In 2016, the group poured money into the unsuccessful Senate campaign of then-Rep. Donna F. Edwards (D-Md.), a close friend of Ervin’s who encouraged her via Twitter on Monday to run for governor. Emily’s List had planned to back Maya Rockeymoore Cummings in the Maryland governor’s race, but she dropped out early this year. The group is not supporting Krishanti Vignarajah, the other female gubernatorial candidate.
Ervin said that she is aware of her reputation as blunt and hard-charging and that she thinks it is one of the reasons she was chosen by Kamenetz, the two-term Baltimore County executive who died of cardiac arrest last week hours after participating in a candidate forum.
She also criticized the two leading candidates in the race, saying that Prince George’s County Executive Rushern L. Baker III has lost support in his home county and that former NAACP chief Ben Jealous has no experience in elected office.
“I hear people say I have sharp elbows. I see that as a badge of honor,” Ervin said. “I’m not trying to be disagreeable. But so much still needs to happen to make it better for children and for families who are struggling and people who need jobs and transportation. If I ruffle feathers to get those things done, I will say ‘Job well done’ when it’s over.”
Ervin, a former labor organizer, left her job as senior adviser to the Working Families Party to join the Kamenetz campaign. While many analysts saw Kamenetz as likely to appeal to moderate Democratic voters in Baltimore County who might not be inclined to support Ervin, she said the pair shared strong progressive values — supporting protections for undocumented immigrants and a $15 minimum wage. Ervin said her agenda will focus on the same issues Kamenetz advanced, particularly improving public schools.
Ervin made a brief run for Congress in Maryland’s 8th District in 2015 but dropped out after struggling to raise money. She began her career in elected office on the Montgomery County Board of Education.
She is the third African American candidate in the gubernatorial primary, along with Baker and Jealous.
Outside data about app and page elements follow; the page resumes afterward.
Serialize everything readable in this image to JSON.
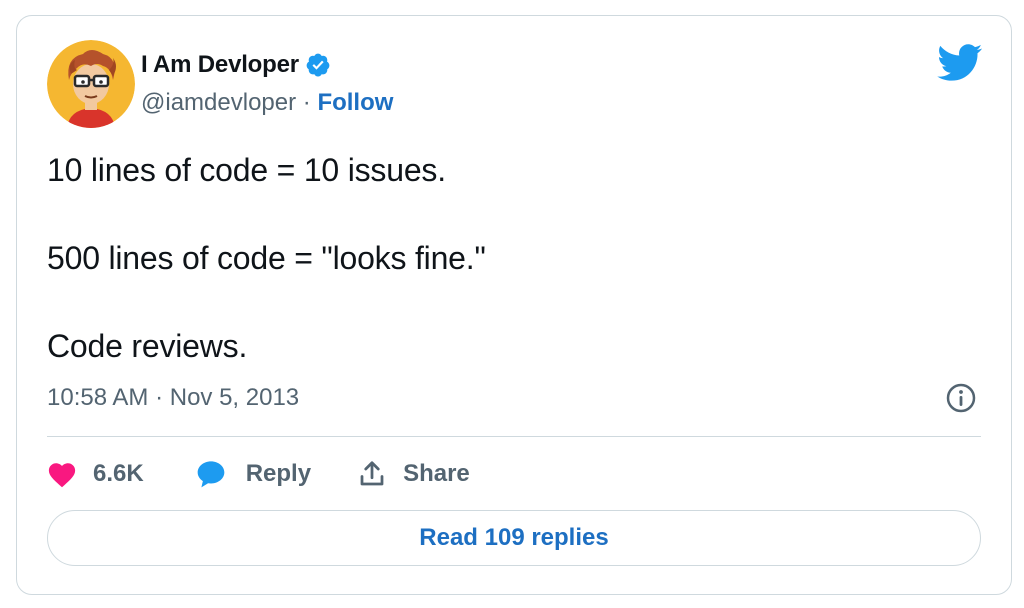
{
  "author": {
    "display_name": "I Am Devloper",
    "handle": "@iamdevloper",
    "separator": " · ",
    "follow_label": "Follow",
    "verified": true
  },
  "tweet": {
    "lines": [
      "10 lines of code = 10 issues.",
      "500 lines of code = \"looks fine.\"",
      "Code reviews."
    ],
    "time": "10:58 AM",
    "date_separator": " · ",
    "date": "Nov 5, 2013"
  },
  "actions": {
    "like_count": "6.6K",
    "reply_label": "Reply",
    "share_label": "Share"
  },
  "read_replies_label": "Read 109 replies",
  "colors": {
    "accent": "#1d6fc2",
    "twitter_blue": "#1d9bf0",
    "heart": "#f91880",
    "muted": "#536471",
    "border": "#cfd9de"
  },
  "icons": {
    "verified": "verified-badge-icon",
    "brand": "twitter-bird-icon",
    "info": "info-icon",
    "like": "heart-icon",
    "reply": "speech-bubble-icon",
    "share": "share-upload-icon"
  }
}
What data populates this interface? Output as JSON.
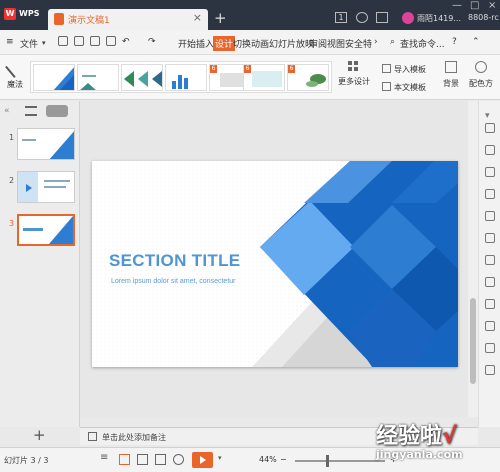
{
  "titlebar": {
    "app_name": "WPS",
    "doc_tab": "演示文稿1",
    "doc_close": "×",
    "add_tab": "+",
    "badge_count": "1",
    "user_name": "雨陌1419...",
    "user_id": "8808-rc"
  },
  "menu": {
    "file": "文件",
    "start": "开始",
    "insert": "插入",
    "design": "设计",
    "transition": "切换",
    "animation": "动画",
    "slideshow": "幻灯片放映",
    "review": "审阅",
    "view": "视图",
    "security": "安全",
    "special": "特",
    "search": "查找命令...",
    "help": "?"
  },
  "ribbon": {
    "magic": "魔法",
    "more_designs": "更多设计",
    "import_template": "导入模板",
    "this_template": "本文模板",
    "background": "背景",
    "color_scheme": "配色方",
    "theme_badges": [
      "6",
      "6",
      "6"
    ]
  },
  "slides": {
    "numbers": [
      "1",
      "2",
      "3"
    ],
    "selected_index": 3
  },
  "slide": {
    "title": "SECTION TITLE",
    "subtitle": "Lorem ipsum dolor sit amet, consectetur"
  },
  "notes": {
    "placeholder": "单击此处添加备注"
  },
  "status": {
    "slide_count": "幻灯片 3 / 3",
    "zoom": "44%",
    "zoom_minus": "−",
    "zoom_plus": "+"
  },
  "colors": {
    "accent": "#e8662c",
    "titlebar": "#2b3440",
    "slide_blue": "#1565c0",
    "title_blue": "#4f95d6"
  },
  "watermark": {
    "brand": "经验啦",
    "check": "√",
    "url": "jingyanla.com"
  }
}
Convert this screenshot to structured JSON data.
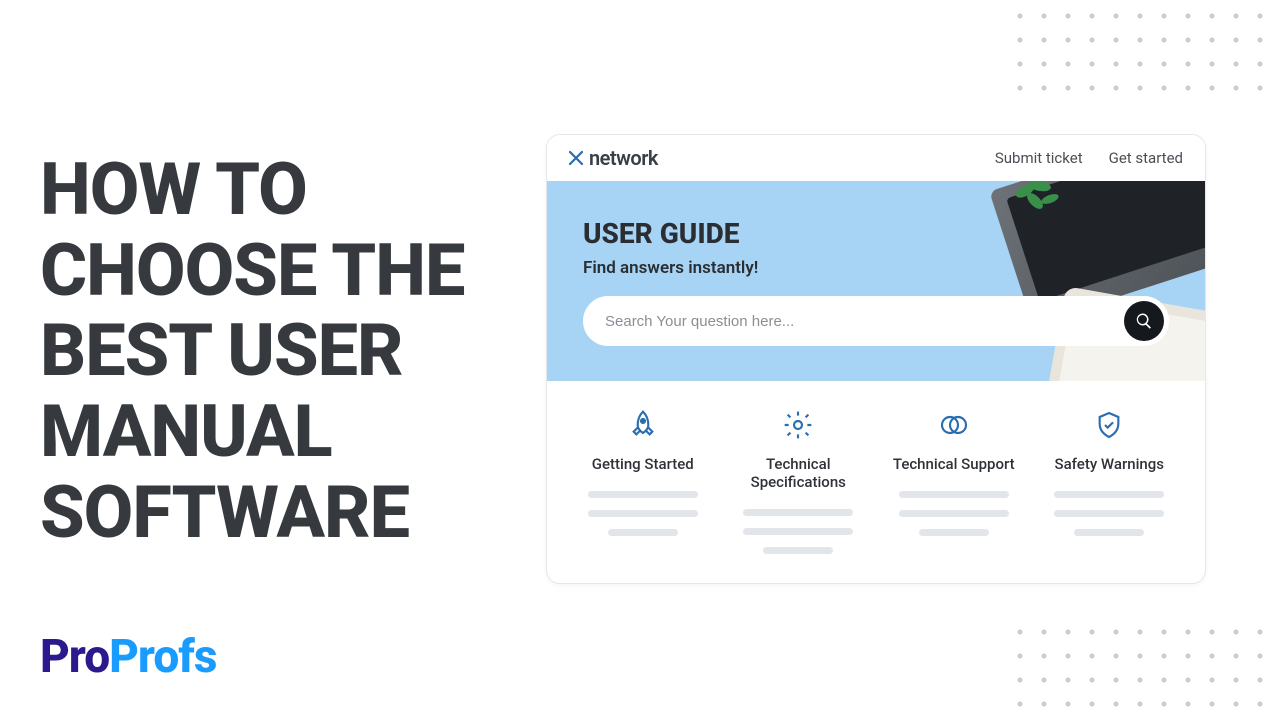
{
  "headline": "HOW TO CHOOSE THE BEST USER MANUAL SOFTWARE",
  "logo": {
    "part1": "Pro",
    "part2": "Profs"
  },
  "card": {
    "brand": "network",
    "links": {
      "submit": "Submit ticket",
      "start": "Get started"
    },
    "hero": {
      "title": "USER GUIDE",
      "subtitle": "Find answers instantly!",
      "search_placeholder": "Search Your question here..."
    },
    "categories": [
      {
        "icon": "rocket",
        "label": "Getting Started"
      },
      {
        "icon": "gear",
        "label": "Technical Specifications"
      },
      {
        "icon": "circles",
        "label": "Technical Support"
      },
      {
        "icon": "shield",
        "label": "Safety Warnings"
      }
    ]
  }
}
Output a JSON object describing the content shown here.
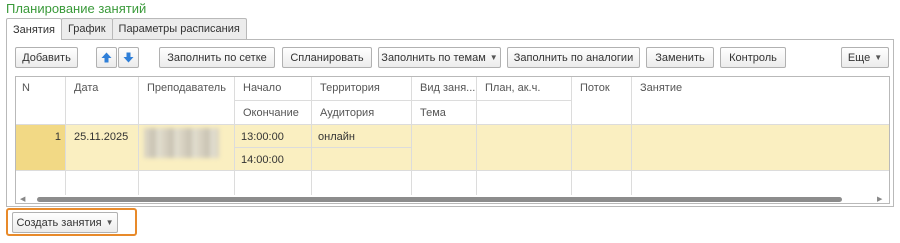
{
  "window": {
    "title": "Планирование занятий"
  },
  "tabs": [
    {
      "label": "Занятия",
      "active": true
    },
    {
      "label": "График",
      "active": false
    },
    {
      "label": "Параметры расписания",
      "active": false
    }
  ],
  "toolbar": {
    "add": "Добавить",
    "move_up_icon": "arrow-up-icon",
    "move_down_icon": "arrow-down-icon",
    "fill_grid": "Заполнить по сетке",
    "plan": "Спланировать",
    "fill_topics": "Заполнить по темам",
    "fill_analogy": "Заполнить по аналогии",
    "replace": "Заменить",
    "control": "Контроль",
    "more": "Еще"
  },
  "table": {
    "headers": {
      "n": "N",
      "date": "Дата",
      "teacher": "Преподаватель",
      "start": "Начало",
      "end": "Окончание",
      "territory": "Территория",
      "auditorium": "Аудитория",
      "kind": "Вид заня...",
      "topic": "Тема",
      "plan_hours": "План, ак.ч.",
      "stream": "Поток",
      "lesson": "Занятие"
    },
    "rows": [
      {
        "n": "1",
        "date": "25.11.2025",
        "teacher": "",
        "start": "13:00:00",
        "end": "14:00:00",
        "territory": "онлайн",
        "auditorium": "",
        "kind": "",
        "topic": "",
        "plan_hours": "",
        "stream": "",
        "lesson": ""
      }
    ]
  },
  "footer": {
    "create": "Создать занятия"
  },
  "colors": {
    "title": "#3a9a3a",
    "row_highlight": "#faefc1",
    "row_number": "#f2d985",
    "focus_border": "#e88a2a",
    "arrow_blue": "#2f7fd8"
  }
}
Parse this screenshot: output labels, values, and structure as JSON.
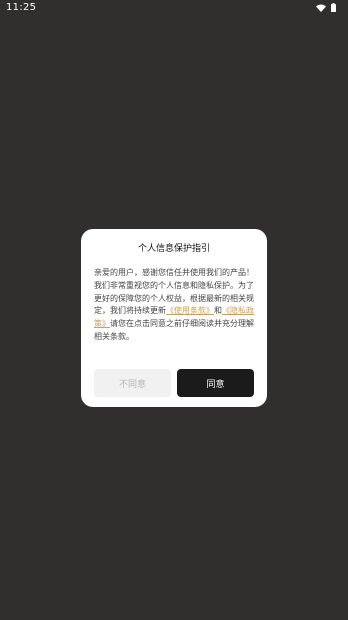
{
  "status_bar": {
    "time": "11:25",
    "icons": [
      "wifi-icon",
      "battery-icon"
    ]
  },
  "dialog": {
    "title": "个人信息保护指引",
    "body_before": "亲爱的用户，感谢您信任并使用我们的产品！我们非常重视您的个人信息和隐私保护。为了更好的保障您的个人权益，根据最新的相关规定，我们将持续更新",
    "terms_link": "《使用条款》",
    "and_text": "和",
    "privacy_link": "《隐私政策》",
    "body_after": "请您在点击同意之前仔细阅读并充分理解相关条款。",
    "disagree_label": "不同意",
    "agree_label": "同意"
  },
  "colors": {
    "background": "#312f2e",
    "link": "#c8a05a",
    "agree_button": "#1b1b1b",
    "disagree_button": "#f1f1f1"
  }
}
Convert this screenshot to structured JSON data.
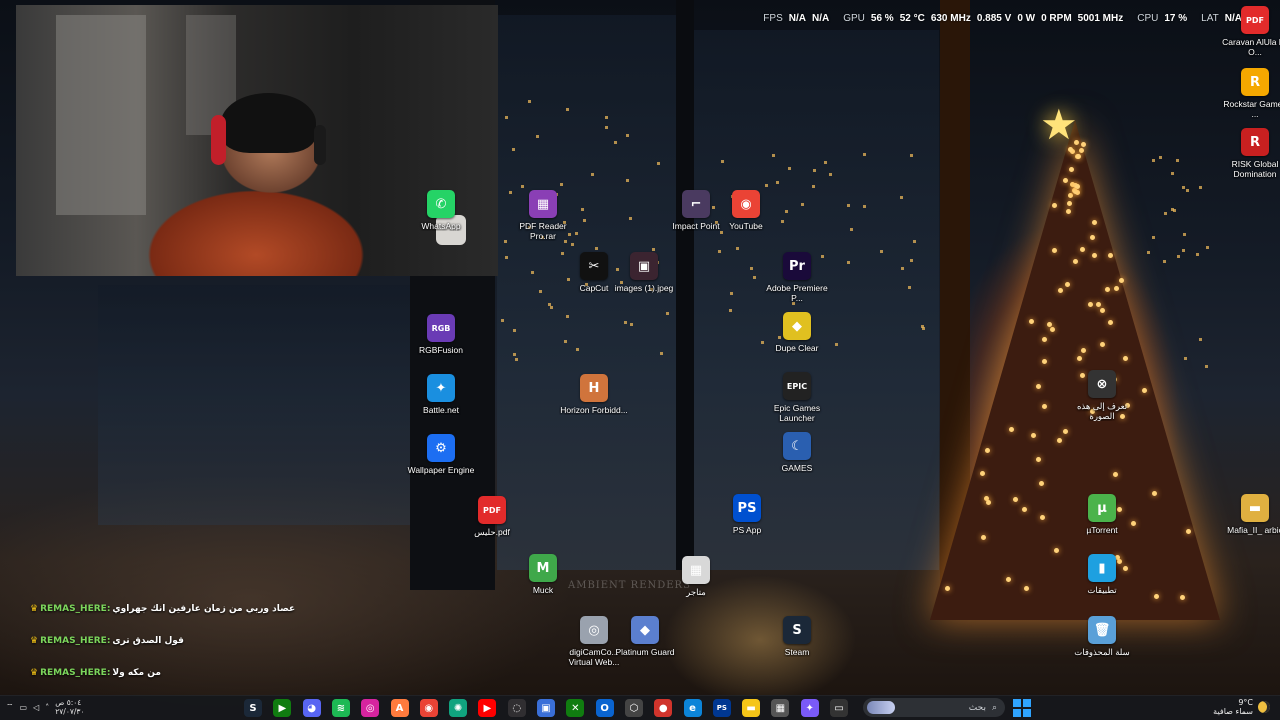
{
  "overlay": {
    "fps_label": "FPS",
    "fps_value1": "N/A",
    "fps_value2": "N/A",
    "gpu_label": "GPU",
    "gpu_load": "56 %",
    "gpu_temp": "52 °C",
    "gpu_clock": "630 MHz",
    "gpu_voltage": "0.885 V",
    "gpu_power": "0 W",
    "gpu_fan": "0 RPM",
    "gpu_mem": "5001 MHz",
    "cpu_label": "CPU",
    "cpu_load": "17 %",
    "lat_label": "LAT",
    "lat_value": "N/A"
  },
  "desktop_icons": [
    {
      "name": "whatsapp",
      "label": "WhatsApp",
      "glyph": "✆",
      "color": "#25d366"
    },
    {
      "name": "rgbfusion",
      "label": "RGBFusion",
      "glyph": "RGB",
      "color": "#6a3bb5"
    },
    {
      "name": "battle-net",
      "label": "Battle.net",
      "glyph": "✦",
      "color": "#1a8fe0"
    },
    {
      "name": "wallpaper-engine",
      "label": "Wallpaper Engine",
      "glyph": "⚙",
      "color": "#1c6ef2"
    },
    {
      "name": "pdf-reader-pro",
      "label": "PDF Reader Pro.rar",
      "glyph": "▦",
      "color": "#8a3fb5"
    },
    {
      "name": "capcut",
      "label": "CapCut",
      "glyph": "✂",
      "color": "#111111"
    },
    {
      "name": "images-jpeg",
      "label": "images (1).jpeg",
      "glyph": "▣",
      "color": "#3b2430"
    },
    {
      "name": "horizon",
      "label": "Horizon Forbidd...",
      "glyph": "H",
      "color": "#d0743c"
    },
    {
      "name": "halees-pdf",
      "label": "حليس.pdf",
      "glyph": "PDF",
      "color": "#e22b2b"
    },
    {
      "name": "muck",
      "label": "Muck",
      "glyph": "M",
      "color": "#3fa84a"
    },
    {
      "name": "digicamcontrol",
      "label": "digiCamCo... Virtual Web...",
      "glyph": "◎",
      "color": "#9aa2ae"
    },
    {
      "name": "platinum-guard",
      "label": "Platinum Guard",
      "glyph": "◆",
      "color": "#5b7fcf"
    },
    {
      "name": "impact-point",
      "label": "Impact Point",
      "glyph": "⌐",
      "color": "#4a3a60"
    },
    {
      "name": "youtube-chrome",
      "label": "YouTube",
      "glyph": "◉",
      "color": "#ea4335"
    },
    {
      "name": "adobe-premiere",
      "label": "Adobe Premiere P...",
      "glyph": "Pr",
      "color": "#1a0a3a"
    },
    {
      "name": "dupe-clear",
      "label": "Dupe Clear",
      "glyph": "◆",
      "color": "#e0c020"
    },
    {
      "name": "epic-games",
      "label": "Epic Games Launcher",
      "glyph": "EPIC",
      "color": "#222222"
    },
    {
      "name": "games-folder",
      "label": "GAMES",
      "glyph": "☾",
      "color": "#2a5fb0"
    },
    {
      "name": "ps-app",
      "label": "PS App",
      "glyph": "PS",
      "color": "#0050d0"
    },
    {
      "name": "store-shortcut",
      "label": "متاجر",
      "glyph": "▦",
      "color": "#d8d8d8"
    },
    {
      "name": "steam",
      "label": "Steam",
      "glyph": "S",
      "color": "#1b2838"
    },
    {
      "name": "learn-image",
      "label": "تعرف إلى هذه الصورة",
      "glyph": "⊗",
      "color": "#333333"
    },
    {
      "name": "utorrent",
      "label": "µTorrent",
      "glyph": "µ",
      "color": "#4bb34b"
    },
    {
      "name": "apps-folder",
      "label": "تطبيقات",
      "glyph": "▮",
      "color": "#1ea0e0"
    },
    {
      "name": "recycle-bin",
      "label": "سلة المحذوفات",
      "glyph": "🗑",
      "color": "#5aa0d8"
    },
    {
      "name": "caravan",
      "label": "Caravan AlUla by O...",
      "glyph": "PDF",
      "color": "#e22b2b"
    },
    {
      "name": "rockstar",
      "label": "Rockstar Games ...",
      "glyph": "R",
      "color": "#f5a800"
    },
    {
      "name": "risk",
      "label": "RISK Global Domination",
      "glyph": "R",
      "color": "#c82020"
    },
    {
      "name": "mafia-arabic",
      "label": "Mafia_II_ arbic",
      "glyph": "▬",
      "color": "#e0b040"
    }
  ],
  "chat": [
    {
      "user": "REMAS_HERE:",
      "message": "عصاد وربي من زمان عارفين انك جهراوي"
    },
    {
      "user": "REMAS_HERE:",
      "message": "قول الصدق ترى"
    },
    {
      "user": "REMAS_HERE:",
      "message": "من مكه ولا"
    }
  ],
  "taskbar": {
    "clock_time": "٥:٠٤ ص",
    "clock_date": "٢٧/٠٧/٣٠",
    "search_placeholder": "بحث",
    "weather_temp": "9°C",
    "weather_desc": "سماء صافية",
    "apps": [
      "steam",
      "game-pass",
      "discord",
      "spotify",
      "instagram",
      "arc",
      "chrome",
      "chatgpt",
      "youtube",
      "obs",
      "movies",
      "xbox",
      "outlook",
      "cube",
      "red-app",
      "edge",
      "playstation",
      "file-explorer",
      "calculator",
      "copilot",
      "terminal"
    ]
  },
  "watermark": "AMBIENT RENDERS"
}
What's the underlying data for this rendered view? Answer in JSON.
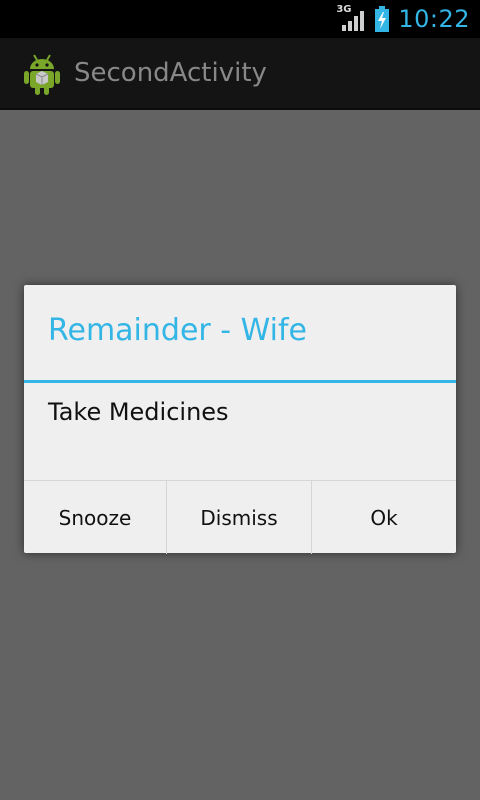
{
  "status_bar": {
    "network_label": "3G",
    "time": "10:22",
    "icons": [
      "signal-icon",
      "battery-charging-icon"
    ]
  },
  "action_bar": {
    "app_icon": "android-icon",
    "title": "SecondActivity"
  },
  "dialog": {
    "title": "Remainder - Wife",
    "message": "Take Medicines",
    "buttons": [
      "Snooze",
      "Dismiss",
      "Ok"
    ]
  },
  "colors": {
    "accent": "#33b5e5",
    "background_dim": "#636363",
    "dialog_bg": "#efefef"
  }
}
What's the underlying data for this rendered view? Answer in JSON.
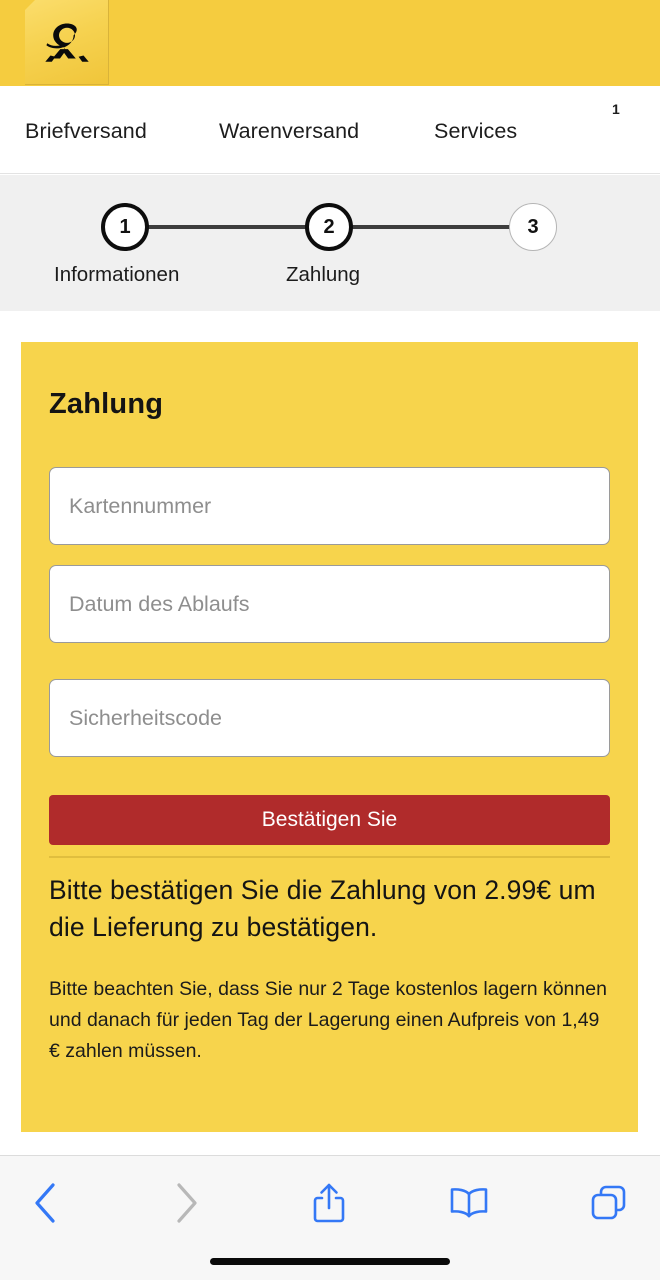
{
  "header": {
    "logo_name": "deutsche-post-horn-logo",
    "background_color": "#f5cc3f",
    "logo_tile_color": "#f6d250"
  },
  "nav": {
    "items": [
      {
        "label": "Briefversand"
      },
      {
        "label": "Warenversand"
      },
      {
        "label": "Services"
      }
    ],
    "badge": "1"
  },
  "stepper": {
    "background_color": "#f0f0f0",
    "steps": [
      {
        "number": "1",
        "label": "Informationen",
        "state": "active"
      },
      {
        "number": "2",
        "label": "Zahlung",
        "state": "active"
      },
      {
        "number": "3",
        "label": "",
        "state": "inactive"
      }
    ]
  },
  "payment_card": {
    "background_color": "#f7d44c",
    "title": "Zahlung",
    "fields": [
      {
        "placeholder": "Kartennummer",
        "value": ""
      },
      {
        "placeholder": "Datum des Ablaufs",
        "value": ""
      },
      {
        "placeholder": "Sicherheitscode",
        "value": ""
      }
    ],
    "submit_label": "Bestätigen Sie",
    "submit_color": "#b02b2b",
    "headline": "Bitte bestätigen Sie die Zahlung von 2.99€ um die Lieferung zu bestätigen.",
    "note": "Bitte beachten Sie, dass Sie nur 2 Tage kostenlos lagern können und danach für jeden Tag der Lagerung einen Aufpreis von 1,49 € zahlen müssen.",
    "amount": "2.99€",
    "storage_free_days": "2",
    "storage_surcharge": "1,49 €"
  },
  "toolbar": {
    "buttons": [
      {
        "icon": "back-chevron-icon",
        "state": "enabled",
        "color": "#3478f6"
      },
      {
        "icon": "forward-chevron-icon",
        "state": "disabled",
        "color": "#b8b8b8"
      },
      {
        "icon": "share-icon",
        "state": "enabled",
        "color": "#3478f6"
      },
      {
        "icon": "bookmarks-book-icon",
        "state": "enabled",
        "color": "#3478f6"
      },
      {
        "icon": "tabs-icon",
        "state": "enabled",
        "color": "#3478f6"
      }
    ]
  }
}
Her progressive credentials could draw votes from Jealous, who has been endorsed by Sen. Bernie Sanders (I-Vt.) and several state and national progressive groups. And her roots in Montgomery County, the state’s most populous jurisdiction, could help her compete with state Sen. Richard S. Madaleno Jr. (Montgomery).